Culture, practices and ethics of the press
The British Prime Minister announced a two-part inquiry investigating the role of the press and police in the phone-hacking scandal, on 13 July 2011. Lord Justice Leveson was appointed as Chairman of the Inquiry. The first part will examine the culture, practices and ethics of the media. In particular, Lord Justice Leveson will examine the relationship of the press with the public, police and politicians. He is assisted by a panel of six independent assessors with expertise in key issues being considered by the Inquiry.
The Inquiry has been established under the Inquiries Act 2005 and has the power to summon witnesses. It is expected that a range of witnesses, including newspaper reporters, management, proprietors, police officers and politicians of all parties will give evidence under oath and in public.
It makes recommendations on the future of press regulation and governance consistent with maintaining freedom of the press and ensuring the highest ethical and professional standards. The Leveson Inquiry into the culture, practices and ethics of the press is running in four modules. These are the modules:
- The relationship between the press and the public and looks at phone-hacking and other potentially illegal behaviour.
- The relationships between the press and police and the extent to which that has operated in the public interest.
- The relationship between press and politicians.
- Recommendations for a more effective policy and regulation that supports the integrity and freedom of the press while encouraging the highest ethical standards.
Lord Justice Leveson opened the hearings on 14 November 2011, saying:

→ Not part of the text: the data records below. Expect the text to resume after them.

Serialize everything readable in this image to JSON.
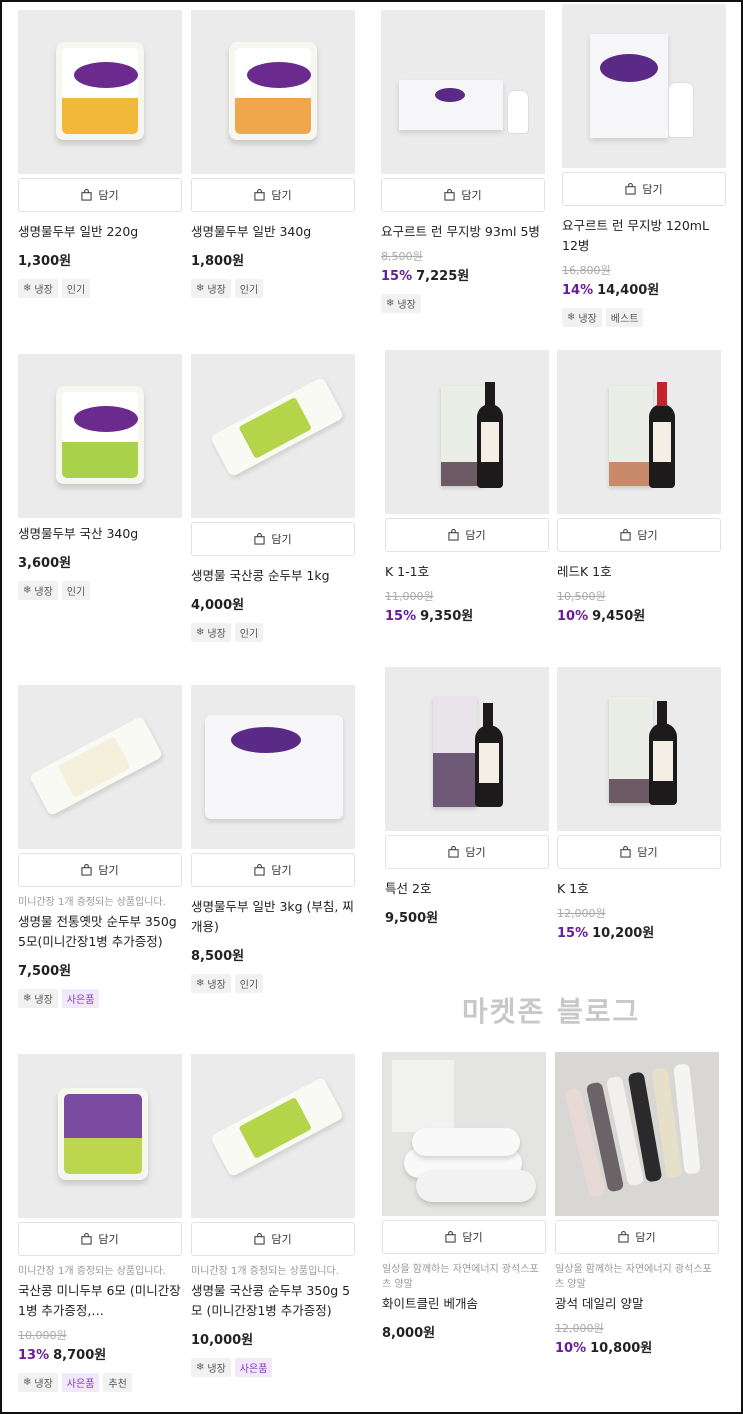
{
  "cart_label": "담기",
  "blog_watermark": "마켓존 블로그",
  "products": [
    {
      "name": "생명물두부 일반 220g",
      "price": "1,300원",
      "tags": [
        "냉장",
        "인기"
      ]
    },
    {
      "name": "생명물두부 일반 340g",
      "price": "1,800원",
      "tags": [
        "냉장",
        "인기"
      ]
    },
    {
      "name": "요구르트 런 무지방 93ml 5병",
      "original": "8,500원",
      "discount": "15%",
      "price": "7,225원",
      "tags": [
        "냉장"
      ]
    },
    {
      "name": "요구르트 런 무지방 120mL 12병",
      "original": "16,800원",
      "discount": "14%",
      "price": "14,400원",
      "tags": [
        "냉장",
        "베스트"
      ]
    },
    {
      "name": "생명물두부 국산 340g",
      "price": "3,600원",
      "tags": [
        "냉장",
        "인기"
      ]
    },
    {
      "name": "생명물 국산콩 순두부 1kg",
      "price": "4,000원",
      "tags": [
        "냉장",
        "인기"
      ]
    },
    {
      "name": "K 1-1호",
      "original": "11,000원",
      "discount": "15%",
      "price": "9,350원"
    },
    {
      "name": "레드K 1호",
      "original": "10,500원",
      "discount": "10%",
      "price": "9,450원"
    },
    {
      "desc": "미니간장 1개 증정되는 상품입니다.",
      "name": "생명물 전통옛맛 순두부 350g 5모(미니간장1병 추가증정)",
      "price": "7,500원",
      "tags": [
        "냉장",
        "사은품"
      ]
    },
    {
      "name": "생명물두부 일반 3kg (부침, 찌개용)",
      "price": "8,500원",
      "tags": [
        "냉장",
        "인기"
      ]
    },
    {
      "name": "특선 2호",
      "price": "9,500원"
    },
    {
      "name": "K 1호",
      "original": "12,000원",
      "discount": "15%",
      "price": "10,200원"
    },
    {
      "desc": "미니간장 1개 증정되는 상품입니다.",
      "name": "국산콩 미니두부 6모 (미니간장1병 추가증정,…",
      "original": "10,000원",
      "discount": "13%",
      "price": "8,700원",
      "tags": [
        "냉장",
        "사은품",
        "추천"
      ]
    },
    {
      "desc": "미니간장 1개 증정되는 상품입니다.",
      "name": "생명물 국산콩 순두부 350g 5모 (미니간장1병 추가증정)",
      "price": "10,000원",
      "tags": [
        "냉장",
        "사은품"
      ]
    },
    {
      "desc": "일상을 함께하는 자연에너지 광석스포츠 양말",
      "name": "화이트클린 베개솜",
      "price": "8,000원"
    },
    {
      "desc": "일상을 함께하는 자연에너지 광석스포츠 양말",
      "name": "광석 데일리 양말",
      "original": "12,000원",
      "discount": "10%",
      "price": "10,800원"
    }
  ]
}
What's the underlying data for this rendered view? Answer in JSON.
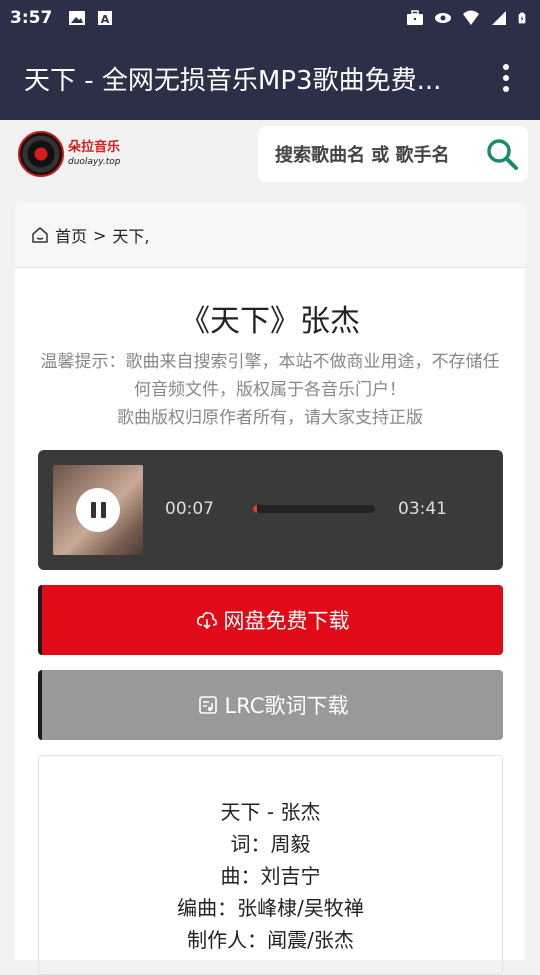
{
  "status_bar": {
    "time": "3:57",
    "left_icons": [
      "image-icon",
      "font-icon"
    ],
    "right_icons": [
      "briefcase-icon",
      "eye-icon",
      "wifi-icon",
      "signal-icon",
      "battery-icon"
    ]
  },
  "app_bar": {
    "title": "天下 - 全网无损音乐MP3歌曲免费...",
    "menu_icon": "more-vert-icon"
  },
  "site_header": {
    "logo_cn": "朵拉音乐",
    "logo_en": "duolayy.top",
    "search_placeholder": "搜索歌曲名 或 歌手名",
    "search_icon": "search-icon"
  },
  "breadcrumb": {
    "home_icon": "home-icon",
    "home": "首页",
    "separator": ">",
    "current": "天下,"
  },
  "song": {
    "title": "《天下》张杰",
    "notice_line1": "温馨提示：歌曲来自搜索引擎，本站不做商业用途，不存储任何音频文件，版权属于各音乐门户！",
    "notice_line2": "歌曲版权归原作者所有，请大家支持正版"
  },
  "player": {
    "current_time": "00:07",
    "total_time": "03:41",
    "progress_fraction": 0.03,
    "state": "playing",
    "pause_icon": "pause-icon"
  },
  "buttons": {
    "download": "网盘免费下载",
    "download_icon": "cloud-download-icon",
    "lrc": "LRC歌词下载",
    "lrc_icon": "lyrics-file-icon"
  },
  "lyrics": [
    "天下 - 张杰",
    "词：周毅",
    "曲：刘吉宁",
    "编曲：张峰棣/吴牧禅",
    "制作人：闻震/张杰"
  ],
  "colors": {
    "app_bar": "#2b2f47",
    "download_button": "#e20a16",
    "lrc_button": "#999999",
    "search_icon": "#1a8a6e"
  }
}
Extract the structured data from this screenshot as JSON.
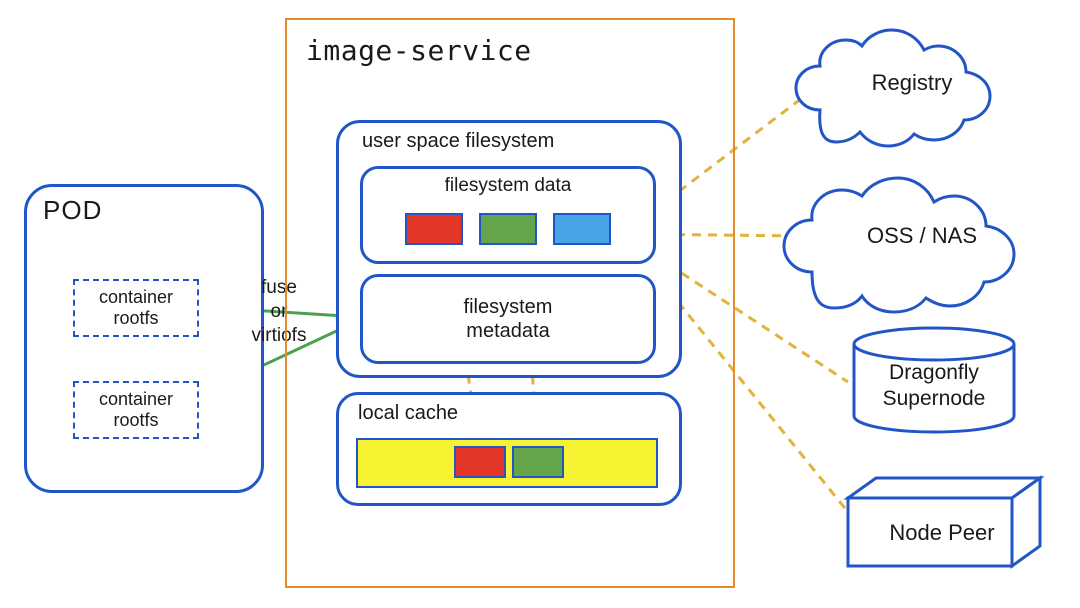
{
  "pod": {
    "title": "POD",
    "containers": [
      {
        "label": "container\nrootfs"
      },
      {
        "label": "container\nrootfs"
      }
    ]
  },
  "connector": {
    "fuse_label": "fuse\nor\nvirtiofs"
  },
  "image_service": {
    "title": "image-service",
    "user_space_fs": {
      "title": "user space filesystem",
      "fs_data": {
        "title": "filesystem data",
        "blocks": [
          "red",
          "green",
          "blue"
        ]
      },
      "fs_metadata": {
        "title": "filesystem\nmetadata"
      }
    },
    "local_cache": {
      "title": "local cache",
      "cached_blocks": [
        "red",
        "green"
      ]
    }
  },
  "backends": {
    "registry": {
      "label": "Registry"
    },
    "oss_nas": {
      "label": "OSS / NAS"
    },
    "dragonfly": {
      "label": "Dragonfly\nSupernode"
    },
    "node_peer": {
      "label": "Node Peer"
    }
  },
  "colors": {
    "blue_border": "#2256c6",
    "orange_border": "#e38b2d",
    "dash_gold": "#e2b33a",
    "arrow_green": "#4aa14d",
    "chip_red": "#e4372a",
    "chip_green": "#64a44a",
    "chip_blue": "#4aa3e4",
    "cache_yellow": "#f7f232"
  }
}
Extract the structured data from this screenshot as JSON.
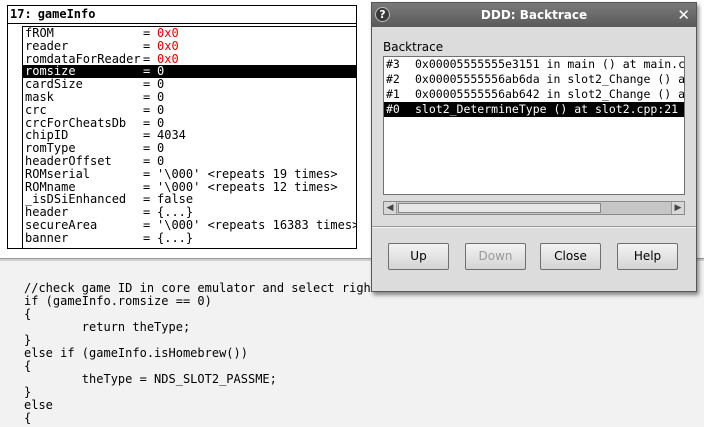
{
  "display": {
    "number": "17:",
    "name": "gameInfo",
    "fields": [
      {
        "name": "fROM",
        "value": "0x0",
        "changed": true
      },
      {
        "name": "reader",
        "value": "0x0",
        "changed": true
      },
      {
        "name": "romdataForReader",
        "value": "0x0",
        "changed": true
      },
      {
        "name": "romsize",
        "value": "0",
        "selected": true
      },
      {
        "name": "cardSize",
        "value": "0"
      },
      {
        "name": "mask",
        "value": "0"
      },
      {
        "name": "crc",
        "value": "0"
      },
      {
        "name": "crcForCheatsDb",
        "value": "0"
      },
      {
        "name": "chipID",
        "value": "4034"
      },
      {
        "name": "romType",
        "value": "0"
      },
      {
        "name": "headerOffset",
        "value": "0"
      },
      {
        "name": "ROMserial",
        "value": "'\\000' <repeats 19 times>"
      },
      {
        "name": "ROMname",
        "value": "'\\000' <repeats 12 times>"
      },
      {
        "name": "_isDSiEnhanced",
        "value": "false"
      },
      {
        "name": "header",
        "value": "{...}"
      },
      {
        "name": "secureArea",
        "value": "'\\000' <repeats 16383 times>"
      },
      {
        "name": "banner",
        "value": "{...}"
      }
    ]
  },
  "source": {
    "lines": [
      "//check game ID in core emulator and select right",
      "if (gameInfo.romsize == 0)",
      "{",
      "        return theType;",
      "}",
      "else if (gameInfo.isHomebrew())",
      "{",
      "        theType = NDS_SLOT2_PASSME;",
      "}",
      "else",
      "{"
    ]
  },
  "dialog": {
    "title": "DDD: Backtrace",
    "icon": "question-icon",
    "close_glyph": "✕",
    "list_label": "Backtrace",
    "frames": [
      {
        "num": "#3",
        "text": "0x00005555555e3151 in main () at main.c"
      },
      {
        "num": "#2",
        "text": "0x00005555556ab6da in slot2_Change () a"
      },
      {
        "num": "#1",
        "text": "0x00005555556ab642 in slot2_Change () a"
      },
      {
        "num": "#0",
        "text": "slot2_DetermineType () at slot2.cpp:21",
        "selected": true
      }
    ],
    "buttons": {
      "up": "Up",
      "down": "Down",
      "close": "Close",
      "help": "Help"
    }
  },
  "colors": {
    "changed_value": "#e00000",
    "selection": "#000000"
  }
}
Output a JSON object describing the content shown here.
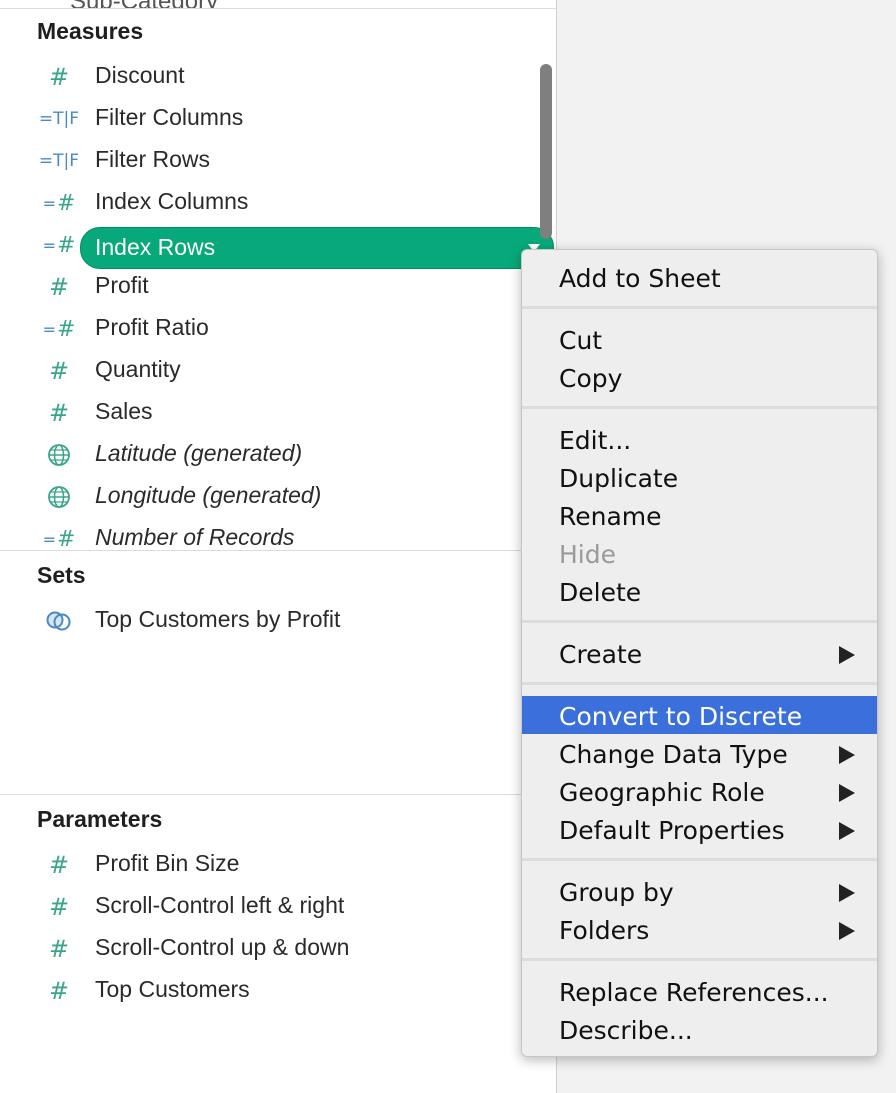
{
  "top_partial_item": "Sub-Category",
  "measures": {
    "title": "Measures",
    "items": [
      {
        "label": "Discount",
        "icon": "measure-hash-icon",
        "italic": false
      },
      {
        "label": "Filter Columns",
        "icon": "boolean-tf-icon",
        "italic": false
      },
      {
        "label": "Filter Rows",
        "icon": "boolean-tf-icon",
        "italic": false
      },
      {
        "label": "Index Columns",
        "icon": "calculated-measure-icon",
        "italic": false
      },
      {
        "label": "Index Rows",
        "icon": "calculated-measure-icon",
        "italic": false,
        "selected": true
      },
      {
        "label": "Profit",
        "icon": "measure-hash-icon",
        "italic": false
      },
      {
        "label": "Profit Ratio",
        "icon": "calculated-measure-icon",
        "italic": false
      },
      {
        "label": "Quantity",
        "icon": "measure-hash-icon",
        "italic": false
      },
      {
        "label": "Sales",
        "icon": "measure-hash-icon",
        "italic": false
      },
      {
        "label": "Latitude (generated)",
        "icon": "globe-icon",
        "italic": true
      },
      {
        "label": "Longitude (generated)",
        "icon": "globe-icon",
        "italic": true
      },
      {
        "label": "Number of Records",
        "icon": "calculated-measure-icon",
        "italic": true
      }
    ]
  },
  "sets": {
    "title": "Sets",
    "items": [
      {
        "label": "Top Customers by Profit",
        "icon": "set-icon"
      }
    ]
  },
  "parameters": {
    "title": "Parameters",
    "items": [
      {
        "label": "Profit Bin Size",
        "icon": "measure-hash-icon"
      },
      {
        "label": "Scroll-Control left & right",
        "icon": "measure-hash-icon"
      },
      {
        "label": "Scroll-Control up & down",
        "icon": "measure-hash-icon"
      },
      {
        "label": "Top Customers",
        "icon": "measure-hash-icon"
      }
    ]
  },
  "context_menu": {
    "groups": [
      [
        {
          "label": "Add to Sheet"
        }
      ],
      [
        {
          "label": "Cut"
        },
        {
          "label": "Copy"
        }
      ],
      [
        {
          "label": "Edit..."
        },
        {
          "label": "Duplicate"
        },
        {
          "label": "Rename"
        },
        {
          "label": "Hide",
          "disabled": true
        },
        {
          "label": "Delete"
        }
      ],
      [
        {
          "label": "Create",
          "submenu": true
        }
      ],
      [
        {
          "label": "Convert to Discrete",
          "highlighted": true
        },
        {
          "label": "Change Data Type",
          "submenu": true
        },
        {
          "label": "Geographic Role",
          "submenu": true
        },
        {
          "label": "Default Properties",
          "submenu": true
        }
      ],
      [
        {
          "label": "Group by",
          "submenu": true
        },
        {
          "label": "Folders",
          "submenu": true
        }
      ],
      [
        {
          "label": "Replace References..."
        },
        {
          "label": "Describe..."
        }
      ]
    ]
  },
  "colors": {
    "measure_green": "#3aa58a",
    "calc_blue": "#4a8ac0",
    "selected_pill": "#07a97a",
    "menu_highlight": "#3a6fdc"
  }
}
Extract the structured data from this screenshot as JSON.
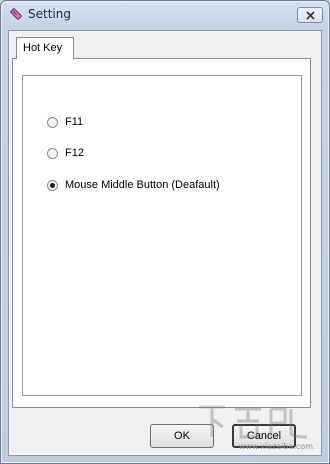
{
  "window": {
    "title": "Setting"
  },
  "tabs": [
    {
      "label": "Hot Key",
      "selected": true
    }
  ],
  "hotkey_options": [
    {
      "label": "F11",
      "checked": false
    },
    {
      "label": "F12",
      "checked": false
    },
    {
      "label": "Mouse Middle Button (Deafault)",
      "checked": true
    }
  ],
  "buttons": {
    "ok": "OK",
    "cancel": "Cancel"
  },
  "watermark": {
    "text": "www.xiazaiba.com"
  },
  "icons": {
    "app": "eraser-icon",
    "close": "close-icon"
  },
  "colors": {
    "accent": "#c94bb8",
    "titlebar": "#c9d6e5"
  }
}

“The press provides an essential check on all aspects of public life. That is why any failure within the media affects all of us. At the heart of this Inquiry, therefore, may be one simple question: who guards the guardians?”